How would it feel to open your spirit each morning to the possibility of wonder and delight? Each day the practical matters may be no different than the day before. But if you’ve heard a little bird say, “Maybe,” then today has potential. It might change your morning. Perhaps you wake your children for school by rubbing their backs and saying, “Welcome to the day, sweetie,” rather than yelling up the stairs. Instead of grumbling with your head down at your desk, you might step into work with a light-hearted “Good Morning.” Greet your doctor’s appointments with openness, and a mind that is ready to accept a hopeful word. No matter what the day may bring, keep in mind the wisest word in the hat, “maybe.”

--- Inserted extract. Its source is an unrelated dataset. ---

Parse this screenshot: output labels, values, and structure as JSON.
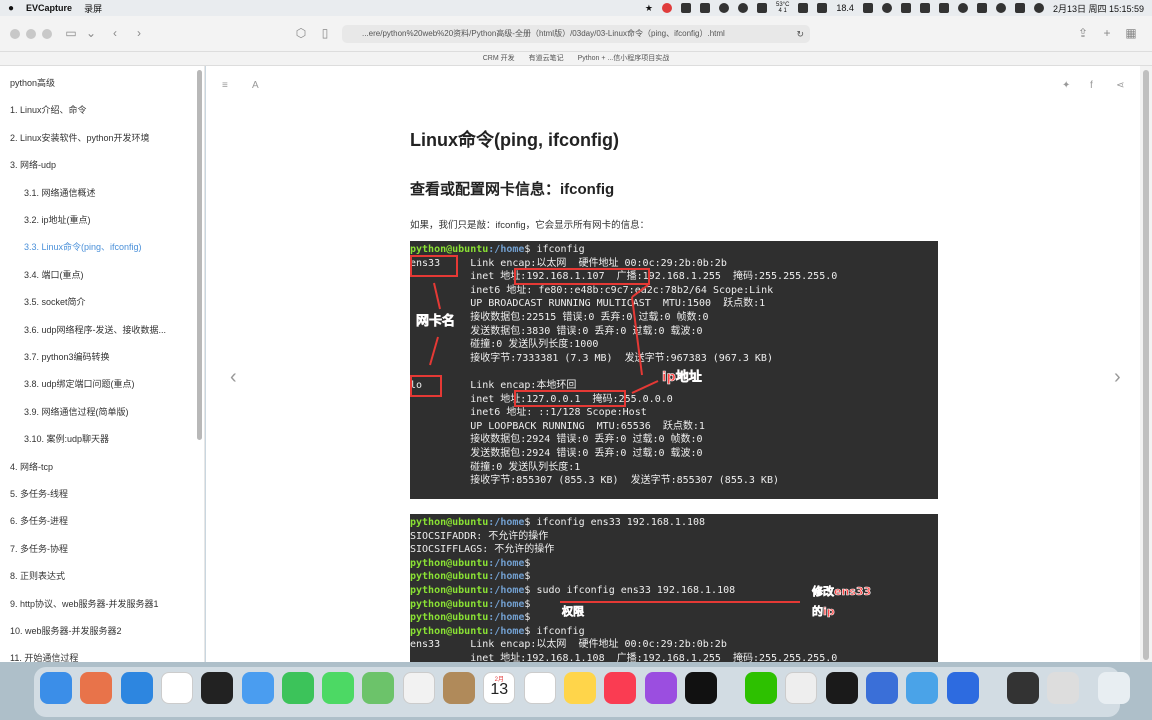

Write a story about a day in which “maybe” is the watchword. How would you greet each moment with hopefulness? Write about how it would go, from the moment you wake, until you lay your head on your pillow at night.
Then write the word “maybe” on a card, and place it on your night stand so it is the first thing you see in the morning. Be intent on coming to your senses in the morning, with “it may be” on your lips. Let hope settle itself into your bones as you begin each day. I don’t intend for you to “Polly-Anna” your way through life, and no one else will love you for that either. It won’t serve you to see the world through rose-colored window-panes. Instead, be hopeful. Hope is much wiser and far truer.

(from Who Am I Really? Finding Yourself Along Life's Pathway 2009 by Katie Estvold)


Marion said...

Happy Birthday! Thank you for your gift of words. They are a timely treat on this foggy morning as the sun, somewhere beyond the fog, brightens as the day matures. Best wishes to you.

sarah haliwell said...

Happiest of birthdays to you!

Such beautiful words, thank you so much for sharing them. They shall inspire me today and for many days.

Laura said...

Best wishes for a happy birthday, my friend! This world is just a little more beautiful because of your hearte.

Birthday hugs,
Laura :)

Doreen said...

Joyous Birthday to you Katie! I hope you have an absolutely wonderful and love filled day.

Hugs, Doreen share a birthday with my dad :)

Tammie Lee said...

Thank you for visiting! Now I get to meet you and it is lovely to meet you through your blog.
I wish you a very happy birthday, may your new year be overflowing with blessings and dreams come true!

I love self heal! You have added to my knowledge of its gifts. I feel drawn to this lovely little being even more.

Your writing on 'maybe' is wonderfully charming and inspiring, thank you for giving us a gift on your birthday~

Anonymous said...

happy birth day beautfiul girl...
thank you for being such a gift to your family, all of us, who love you so very much.